City finances continue to improve following the Great Recession, but the slow recovery from the downturn has suppressed revenue growth while rising spending pressures are squeezing budgets, according to a new report released Wednesday.
City finance officers are more optimistic than ever before about their fiscal stability -- 82 percent say they are better able to meet their needs than they were last year, according to the National League of Cities’ annual fiscal conditions report. It’s the most optimistic response in the 30-year history of the NLC’s survey of more than 19,000 cities, towns and villages.
But in context, that cheery outlook now is thanks to cities having weathered the deepest recession in generations and scaling back finances to adjust to a new fiscal reality. City incomes have not fully rebounded, however. Budgeted revenues for 2016 on average are about 92 percent of what they were in 2007. By comparison, it took city budgets six years to reach full revenue recovery following the 2001 recession and five years following the 1990 recession, according to the report.

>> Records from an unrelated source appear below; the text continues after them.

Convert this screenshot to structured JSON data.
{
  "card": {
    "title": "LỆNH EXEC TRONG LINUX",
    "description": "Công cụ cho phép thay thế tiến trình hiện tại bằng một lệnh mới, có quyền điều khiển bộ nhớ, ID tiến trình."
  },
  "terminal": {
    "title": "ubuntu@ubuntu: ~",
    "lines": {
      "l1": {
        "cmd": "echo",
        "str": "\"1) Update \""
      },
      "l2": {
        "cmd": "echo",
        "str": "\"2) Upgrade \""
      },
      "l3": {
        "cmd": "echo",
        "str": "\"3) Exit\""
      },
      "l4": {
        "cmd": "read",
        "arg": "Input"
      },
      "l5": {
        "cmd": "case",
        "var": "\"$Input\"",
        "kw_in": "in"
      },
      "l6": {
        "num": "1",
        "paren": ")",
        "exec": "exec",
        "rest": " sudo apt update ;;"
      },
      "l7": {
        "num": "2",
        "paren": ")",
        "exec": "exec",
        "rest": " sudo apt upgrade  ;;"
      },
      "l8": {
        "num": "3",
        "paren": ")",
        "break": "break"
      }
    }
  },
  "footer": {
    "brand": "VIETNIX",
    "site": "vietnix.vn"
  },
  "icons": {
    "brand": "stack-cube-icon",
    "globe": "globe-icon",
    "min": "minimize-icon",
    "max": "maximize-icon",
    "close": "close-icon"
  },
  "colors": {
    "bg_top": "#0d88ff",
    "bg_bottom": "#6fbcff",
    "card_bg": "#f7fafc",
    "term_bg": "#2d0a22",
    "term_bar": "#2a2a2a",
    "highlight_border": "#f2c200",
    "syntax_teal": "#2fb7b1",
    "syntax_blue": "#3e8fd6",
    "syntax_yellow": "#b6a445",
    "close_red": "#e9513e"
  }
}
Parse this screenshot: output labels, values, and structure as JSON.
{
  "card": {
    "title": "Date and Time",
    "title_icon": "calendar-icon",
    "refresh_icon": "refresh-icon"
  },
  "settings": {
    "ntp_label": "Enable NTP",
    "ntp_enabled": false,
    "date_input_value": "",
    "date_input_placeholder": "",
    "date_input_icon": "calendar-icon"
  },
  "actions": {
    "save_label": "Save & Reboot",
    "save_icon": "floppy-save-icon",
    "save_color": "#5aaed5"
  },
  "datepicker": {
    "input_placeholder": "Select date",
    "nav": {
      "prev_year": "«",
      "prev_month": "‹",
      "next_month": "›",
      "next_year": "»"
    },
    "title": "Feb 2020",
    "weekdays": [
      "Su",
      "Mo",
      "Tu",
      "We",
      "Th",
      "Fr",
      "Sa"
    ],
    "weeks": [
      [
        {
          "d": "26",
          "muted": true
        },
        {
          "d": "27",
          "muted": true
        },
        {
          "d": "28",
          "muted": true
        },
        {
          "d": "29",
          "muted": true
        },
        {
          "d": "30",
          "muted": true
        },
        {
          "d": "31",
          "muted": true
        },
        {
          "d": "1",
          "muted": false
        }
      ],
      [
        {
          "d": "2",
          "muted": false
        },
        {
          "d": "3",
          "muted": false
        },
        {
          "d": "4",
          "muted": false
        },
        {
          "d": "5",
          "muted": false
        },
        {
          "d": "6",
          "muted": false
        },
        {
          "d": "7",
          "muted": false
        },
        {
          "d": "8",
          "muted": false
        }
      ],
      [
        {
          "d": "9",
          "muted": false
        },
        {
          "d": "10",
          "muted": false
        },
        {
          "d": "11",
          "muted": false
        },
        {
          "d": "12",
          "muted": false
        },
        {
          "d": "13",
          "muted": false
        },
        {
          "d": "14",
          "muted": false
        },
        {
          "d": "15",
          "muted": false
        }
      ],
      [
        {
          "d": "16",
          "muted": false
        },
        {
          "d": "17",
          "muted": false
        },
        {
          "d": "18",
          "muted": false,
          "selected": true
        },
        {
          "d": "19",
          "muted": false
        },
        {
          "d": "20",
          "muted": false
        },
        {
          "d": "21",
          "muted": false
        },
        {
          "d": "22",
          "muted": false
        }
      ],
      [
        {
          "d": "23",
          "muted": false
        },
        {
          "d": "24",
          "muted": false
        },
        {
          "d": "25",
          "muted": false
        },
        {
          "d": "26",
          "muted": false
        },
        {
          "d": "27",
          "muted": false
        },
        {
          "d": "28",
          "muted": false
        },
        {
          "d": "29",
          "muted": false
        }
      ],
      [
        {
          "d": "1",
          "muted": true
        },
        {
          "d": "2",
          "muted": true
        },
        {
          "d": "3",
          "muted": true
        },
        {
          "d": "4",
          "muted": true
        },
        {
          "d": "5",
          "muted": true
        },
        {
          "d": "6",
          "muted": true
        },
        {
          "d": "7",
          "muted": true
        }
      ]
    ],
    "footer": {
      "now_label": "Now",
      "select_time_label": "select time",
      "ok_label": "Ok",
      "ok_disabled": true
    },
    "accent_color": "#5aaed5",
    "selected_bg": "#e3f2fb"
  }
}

“The Great Recession has had an unprecedented impact on city budgets,” said Christiana McFarland, a co-author of the report, at a press conference. "But," she added later "city budgets are proving resiliant even with limited fiscal tools and revenue raising capacity."
Revenues in 2015 are still slated to increase from last year but only slightly, by one-third of a percent, the report said. Meanwhile the report predicts that expenses will increase by more than 2 percent. Long-term costs like infrastructure, employee pensions and retiree health care continue to weigh down budgets and leave less flexibility for funding services.
As a result, cities say they are turning to fees more and more to raise revenue. Many officials find that raising fees is politically easier than raising taxes. But increasing fees does't raise as much revenue as hiking taxes. Even more frustrating from a financial perspective: The fees that citizens and businesses pay for things like drivers licenses, permits and inspections don’t even come close to the cost of those services.
“If you really tried to get cost-recovery out of your fee system, you’d quickly be kicked out of office,” said St. Paul, Minn., Mayor Chris Coleman during a panel discussion at the event.
Coleman added that decreased state aid to cities has played a big role in the increased budget pressure. St. Paul’s aid from Minnesota is still below 2003 levels when adjusted for inflation and the city has struggled to make up the difference, he said. State aid to localities has fallen across the country as Congress has cut back aid to states thanks to austerity measures and rising concerns about the federal deficit on Capitol Hill.
The NLC event was held in New York City this year, headquarters of the country’s capital markets. The change in locale from Washington, D.C., is a reflection of the growing concern from ratings agencies and municipal analysts -- many of whom were in the audience -- about the continued distress of high-profile cities.
Ratings agencies have downgraded Chicago’s credit rating several levels this year. One agency ranks it at junk status. The city is $63 billion in debt, including retiree obligations, and is hamstrung by rapidly rising pension obligations. New Jersey Gov. Chris Christie assigned an emergency manager with ties to Detroit’s bankruptcy to take on struggling Atlantic City’s finances earlier this year. And this summer, the small town of Hillview, Ky., declared bankruptcy after being unable to pay a court award.
Since 2008, seven local governments have entered Chapter 9 bankruptcy, marking an unprecedented time for American cities. Detroit in 2013 was the nation’s largest municipal bankruptcy filing in history, declaring $18 billion debt. The crisis in San Bernardino, Calif., has dragged on the longest in the post-recession era -- it declared bankruptcy in 2012 and the case may stretch into 2016.